Exercise instructions - Once every line containing "windows" has been counted, report the total for the data and nothing else.

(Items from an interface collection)
* * * * * * *
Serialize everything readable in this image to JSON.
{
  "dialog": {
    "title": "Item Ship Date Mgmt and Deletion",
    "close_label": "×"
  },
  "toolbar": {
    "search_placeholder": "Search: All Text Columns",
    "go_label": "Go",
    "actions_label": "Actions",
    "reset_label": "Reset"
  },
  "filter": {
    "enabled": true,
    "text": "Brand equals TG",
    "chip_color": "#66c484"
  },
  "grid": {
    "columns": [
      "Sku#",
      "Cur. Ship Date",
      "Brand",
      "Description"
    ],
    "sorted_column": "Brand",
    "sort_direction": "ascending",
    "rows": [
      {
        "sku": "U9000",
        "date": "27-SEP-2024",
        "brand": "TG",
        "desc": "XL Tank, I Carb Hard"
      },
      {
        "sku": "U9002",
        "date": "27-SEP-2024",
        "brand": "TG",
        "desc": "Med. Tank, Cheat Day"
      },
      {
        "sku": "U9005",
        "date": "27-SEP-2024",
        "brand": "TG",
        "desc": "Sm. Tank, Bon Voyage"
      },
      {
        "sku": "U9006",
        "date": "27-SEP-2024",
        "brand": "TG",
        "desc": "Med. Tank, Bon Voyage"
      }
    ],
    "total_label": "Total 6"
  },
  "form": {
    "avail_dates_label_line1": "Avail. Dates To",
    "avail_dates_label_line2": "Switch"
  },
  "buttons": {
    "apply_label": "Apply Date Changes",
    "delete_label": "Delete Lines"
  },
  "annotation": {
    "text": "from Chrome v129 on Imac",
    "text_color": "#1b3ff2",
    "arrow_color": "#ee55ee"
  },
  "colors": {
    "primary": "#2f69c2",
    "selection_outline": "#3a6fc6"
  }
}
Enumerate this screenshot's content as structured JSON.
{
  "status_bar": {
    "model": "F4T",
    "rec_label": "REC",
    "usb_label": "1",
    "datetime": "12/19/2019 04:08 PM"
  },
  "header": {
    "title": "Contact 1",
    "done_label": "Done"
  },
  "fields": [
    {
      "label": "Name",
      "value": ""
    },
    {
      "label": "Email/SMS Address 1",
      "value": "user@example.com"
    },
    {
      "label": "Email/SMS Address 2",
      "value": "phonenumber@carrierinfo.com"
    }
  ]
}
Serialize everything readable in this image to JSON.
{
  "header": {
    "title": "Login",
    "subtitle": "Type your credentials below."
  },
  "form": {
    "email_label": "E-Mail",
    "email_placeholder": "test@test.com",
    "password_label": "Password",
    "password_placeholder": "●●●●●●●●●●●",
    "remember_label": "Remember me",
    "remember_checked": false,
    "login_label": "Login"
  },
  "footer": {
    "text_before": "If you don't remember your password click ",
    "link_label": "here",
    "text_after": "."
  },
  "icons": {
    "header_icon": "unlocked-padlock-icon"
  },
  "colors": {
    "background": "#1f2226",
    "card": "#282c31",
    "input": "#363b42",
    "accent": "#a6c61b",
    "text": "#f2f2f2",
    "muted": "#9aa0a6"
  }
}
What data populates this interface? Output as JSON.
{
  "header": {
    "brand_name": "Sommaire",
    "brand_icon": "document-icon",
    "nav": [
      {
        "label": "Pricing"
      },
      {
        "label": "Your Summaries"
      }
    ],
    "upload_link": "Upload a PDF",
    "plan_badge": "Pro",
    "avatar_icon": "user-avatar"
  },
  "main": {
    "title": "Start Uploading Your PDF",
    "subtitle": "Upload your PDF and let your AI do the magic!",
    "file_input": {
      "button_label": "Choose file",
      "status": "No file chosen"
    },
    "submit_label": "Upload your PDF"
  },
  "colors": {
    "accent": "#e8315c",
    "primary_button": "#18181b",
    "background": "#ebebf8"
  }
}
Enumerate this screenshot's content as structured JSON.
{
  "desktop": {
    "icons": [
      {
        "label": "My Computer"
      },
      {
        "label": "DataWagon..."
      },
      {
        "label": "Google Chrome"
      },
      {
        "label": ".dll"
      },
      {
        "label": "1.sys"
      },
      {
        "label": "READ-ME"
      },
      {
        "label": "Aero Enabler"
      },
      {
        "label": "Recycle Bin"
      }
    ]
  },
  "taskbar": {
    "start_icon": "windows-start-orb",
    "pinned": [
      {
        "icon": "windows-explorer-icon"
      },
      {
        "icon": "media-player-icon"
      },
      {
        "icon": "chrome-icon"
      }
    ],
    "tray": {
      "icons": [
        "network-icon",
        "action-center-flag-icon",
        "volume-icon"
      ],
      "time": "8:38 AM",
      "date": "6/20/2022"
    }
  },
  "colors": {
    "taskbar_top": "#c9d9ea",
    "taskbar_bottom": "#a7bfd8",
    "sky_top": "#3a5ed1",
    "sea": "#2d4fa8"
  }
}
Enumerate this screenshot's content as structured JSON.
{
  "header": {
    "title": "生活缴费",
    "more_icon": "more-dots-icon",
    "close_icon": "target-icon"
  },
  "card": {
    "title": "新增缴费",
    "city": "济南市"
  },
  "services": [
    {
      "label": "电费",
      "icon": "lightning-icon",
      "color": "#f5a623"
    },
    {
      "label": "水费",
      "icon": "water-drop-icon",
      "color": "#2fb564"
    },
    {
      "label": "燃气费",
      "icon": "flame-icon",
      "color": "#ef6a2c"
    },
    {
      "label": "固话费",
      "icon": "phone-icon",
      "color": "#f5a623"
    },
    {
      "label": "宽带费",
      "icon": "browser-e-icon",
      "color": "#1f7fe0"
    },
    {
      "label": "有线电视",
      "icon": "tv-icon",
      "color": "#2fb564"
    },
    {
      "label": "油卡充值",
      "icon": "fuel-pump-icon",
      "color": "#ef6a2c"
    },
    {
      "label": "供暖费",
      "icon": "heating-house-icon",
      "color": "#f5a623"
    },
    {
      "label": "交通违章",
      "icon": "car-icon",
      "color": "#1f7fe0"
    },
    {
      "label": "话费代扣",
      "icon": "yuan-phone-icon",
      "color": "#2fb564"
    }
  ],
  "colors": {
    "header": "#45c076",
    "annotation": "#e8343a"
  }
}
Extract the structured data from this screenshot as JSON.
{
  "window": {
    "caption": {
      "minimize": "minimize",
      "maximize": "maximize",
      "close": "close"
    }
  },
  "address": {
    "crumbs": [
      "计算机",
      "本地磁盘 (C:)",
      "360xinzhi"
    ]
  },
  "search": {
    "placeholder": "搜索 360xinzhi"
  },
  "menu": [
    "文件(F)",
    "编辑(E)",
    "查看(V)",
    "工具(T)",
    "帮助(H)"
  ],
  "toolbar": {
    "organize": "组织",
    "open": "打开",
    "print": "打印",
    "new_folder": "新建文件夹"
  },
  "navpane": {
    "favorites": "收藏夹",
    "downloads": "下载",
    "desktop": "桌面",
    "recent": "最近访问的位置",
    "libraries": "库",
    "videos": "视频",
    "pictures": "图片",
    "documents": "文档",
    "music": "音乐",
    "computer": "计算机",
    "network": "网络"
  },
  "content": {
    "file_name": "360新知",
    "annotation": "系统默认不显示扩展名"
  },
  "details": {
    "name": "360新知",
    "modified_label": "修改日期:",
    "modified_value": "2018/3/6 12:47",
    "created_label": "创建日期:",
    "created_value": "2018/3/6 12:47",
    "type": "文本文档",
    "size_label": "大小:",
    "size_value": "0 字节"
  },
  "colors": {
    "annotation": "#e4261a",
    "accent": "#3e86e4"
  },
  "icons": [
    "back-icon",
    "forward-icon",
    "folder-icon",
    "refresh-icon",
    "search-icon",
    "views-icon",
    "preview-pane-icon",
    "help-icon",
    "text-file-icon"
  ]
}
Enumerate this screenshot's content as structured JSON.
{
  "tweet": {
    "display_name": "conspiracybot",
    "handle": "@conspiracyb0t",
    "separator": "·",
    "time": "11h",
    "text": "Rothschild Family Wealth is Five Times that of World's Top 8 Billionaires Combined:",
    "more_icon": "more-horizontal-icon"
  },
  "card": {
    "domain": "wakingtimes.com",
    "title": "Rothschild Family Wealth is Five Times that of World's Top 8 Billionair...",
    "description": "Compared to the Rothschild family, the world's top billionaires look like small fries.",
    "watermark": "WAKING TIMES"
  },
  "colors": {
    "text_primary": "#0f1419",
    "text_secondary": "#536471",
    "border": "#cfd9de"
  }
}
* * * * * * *
Result of this task - 2